But after the sentencing of Weberman, Hynes issued a statement welcoming the sentence.
“If there is one message to take away from this case, it is that this office will pursue the evil of sexual abuse of a child no matter where it occurs in this county,” he said. “We must protect our children from sexual predators. The abuse of a child cannot be swept under the rug or dealt with by insular groups believing only they know what is best for their community.
“In this case, it took the courage of a young woman to drive home the point that justice can only be achieved through the involvement of civil authorities charged with protecting all the people.”
Rhonnie Jaus, chief of the Brooklyn DA’s Sex Crimes and Crimes Against Children Division, told reporters after the Dec. 10 verdict that the victim was an “extraordinary witness.” She had spent 15 hours on the witness stand recalling through tears how she had been repeatedly raped and forced to perform oral sex in Weberman’s counseling office.
He was paid $150 an hour to counsel the young woman because of her alleged immodest dress and rebellious behavior, which included reading secular magazines.
Although there was no physical evidence to tie Weberman to the crimes he was accused of, Jaus told reporters that the jury of six men and six women found the victim’s grueling testimony “extremely believable.”
“She testified with so much emotion,” she said. “It was so heartfelt. They saw her struggle and they saw what she was up against coming forward.”

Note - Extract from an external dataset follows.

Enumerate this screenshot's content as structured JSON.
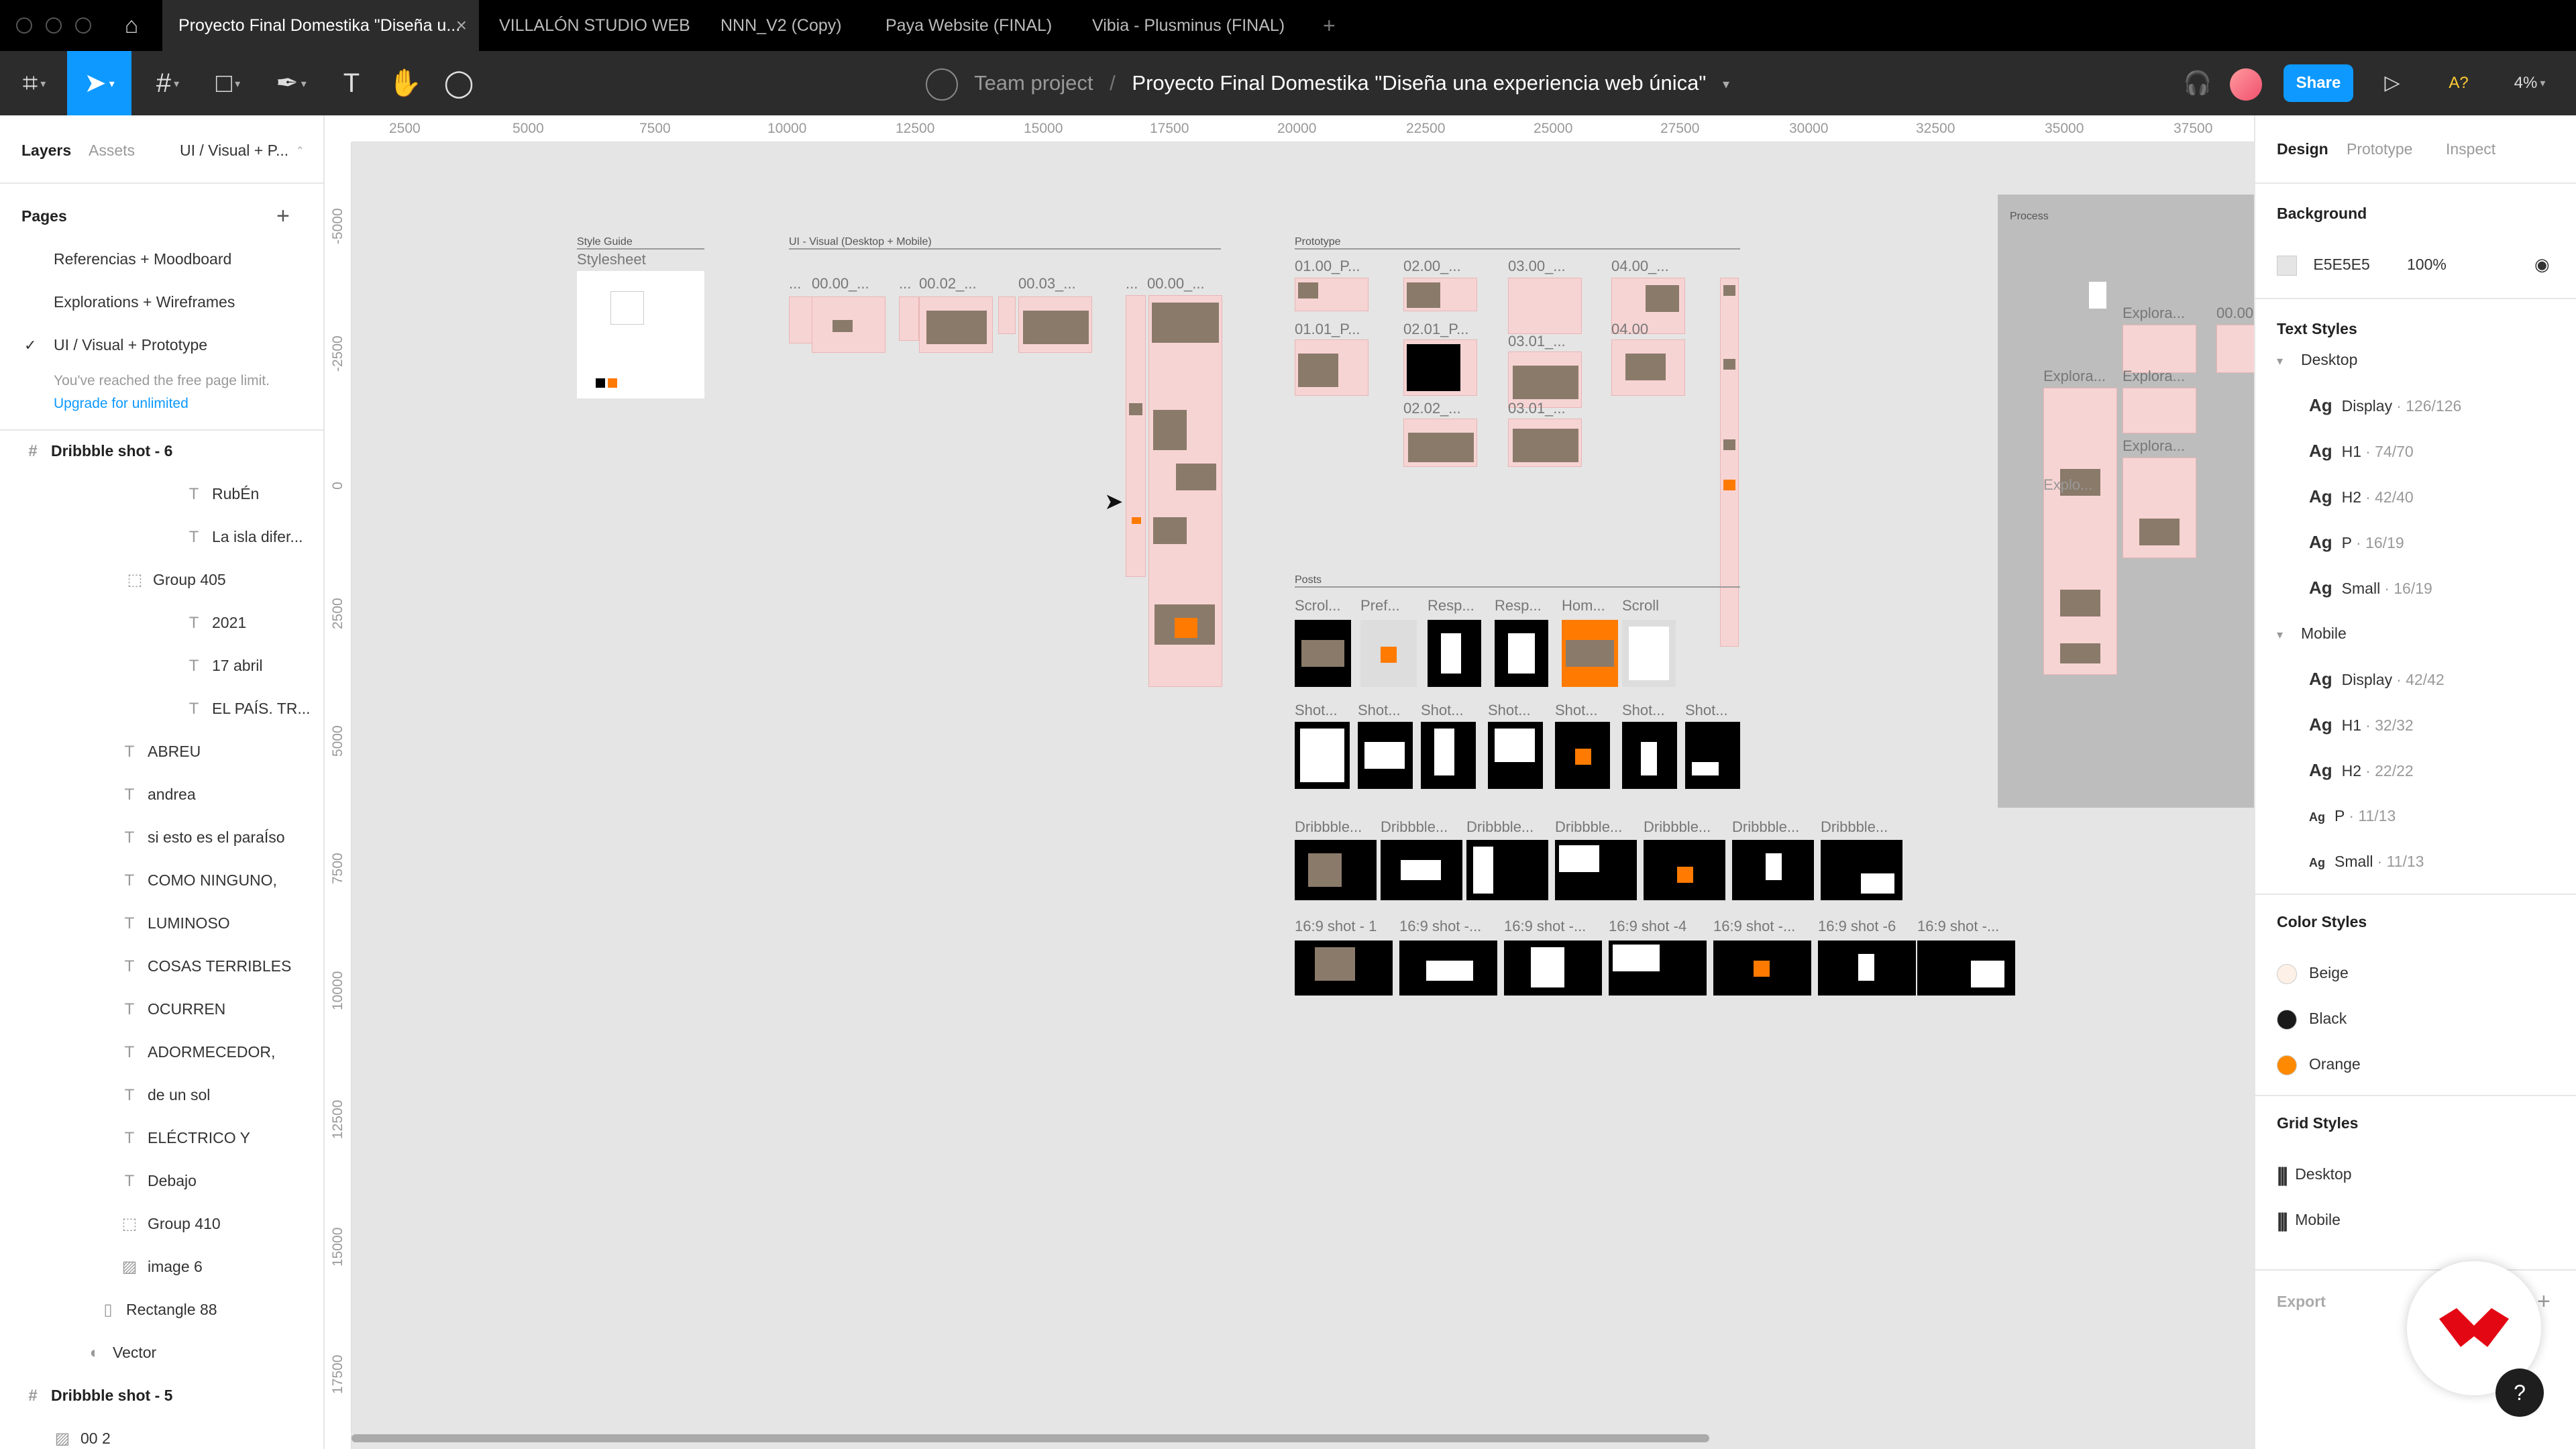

Assemblywoman Margaret Markey is the sponsor of legislation that seeks to reform New York State’s statute of limitations for child sex abuse crimes, which prevents many victims from pressing charges against their abusers and protects organizations and institutions that hide them.